A £79 million funding boost will allow schools and colleges to provide better mental health support for their pupils.
The number of children likely to be diagnosed with a mental health issue has risen from 1 in 9 in 2017 to 1 in 6, with many more cases likely to be diagnosed during the fallout of the pandemic.
The stark statistic raises concerns for children now returning to school, many of whom will require increased support for issues that may have developed during their time at home.
The £79 million, which forms part of the £500 million package promised by the government to support mental health funding, will be dedicated to increasing the quality of support in schools and colleges across the country.
The aim is to increase the number of schools with a mental health support team from 59 to 400 by April 2023, which is estimated to help around 3 million children.
"This has been an exceptionally difficult year, especially for our children and young people, and we know it is having a real impact on mental health," said minister for Mental Health and Suicide Prevention, Nadine Dorries, in a government statement.
"This additional funding will mean children who need to can access services in the community, as well as providing early intervention in schools."
During the pandemic, mental health teams have been working virtually to provide support to pupils and their families, as well as providing training and workshop sessions for school staff to improve the way they can support their students.
Children have also been able to text their local mental health support team with any concerns, to which a professional responds within an hour during school hours.
The government says that community mental health services will also be expanded, "giving 22,500 more children and young people access to help and support by 2021 to 2022 – including talking therapies and cognitive behavioural therapy."

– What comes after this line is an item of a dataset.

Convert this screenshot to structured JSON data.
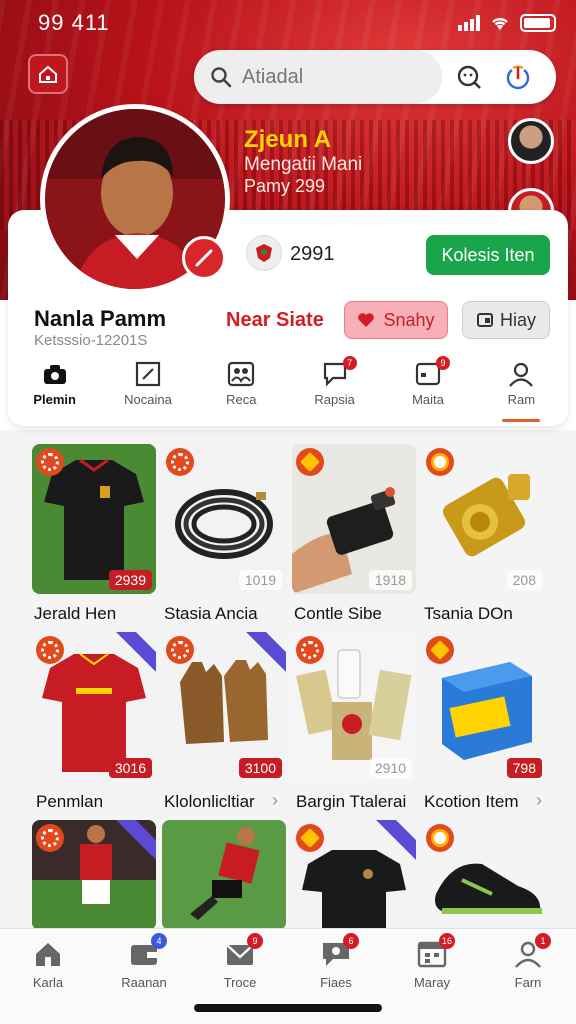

Mind CEO Paul Farmer welcomed the investment, highlighting the urgent need for support for children returning to school.
"With schools re-opening in England next week, the commitment to having better mental health support for pupils cannot come soon enough.
"There is still lots more work to be done to ensure that every young person gets the support they need for their mental health. But this is a positive step forward in cementing mental health at the heart of recovery from the pandemic and beyond."
Emma Thomas, CEO of YoungMinds, added her praise:
“We know that too often young people can’t get the help they need until they hit crisis point – and there’s much more work to do to ensure that help is available earlier on, through schools, communities and the NHS.
"We hope that today’s meeting will be an important step towards ensuring every child who is struggling with their mental health can get the support they need.”
But some organisations remain sceptical of the funding package.
Youth mental health charity Beyond called the funding "a great start", but put it into context of other investment packages pledged by the government.
"...it’s also about 10 times less than the investment allocated to the academic catch up plan," the charity states in an Instagram post.
"How will these funds be ring-fenced to ensure they end up where they should end up and how quickly will schools and colleges benefit from them?"
The announcement coincided with a meeting between the Prime Minister Boris Johnson and government Youth Mental Health Ambassador Dr Alex George with four young people with experience of mental health issues.
Last month, George called for schools to take a flexible approach to the return of pupils, suggesting that students would need "a bit of time to integrate slowly back in the classroom."
Read the full government announcement here.
Written by Marco Ricci
Editor and contributor for Talking Mental Health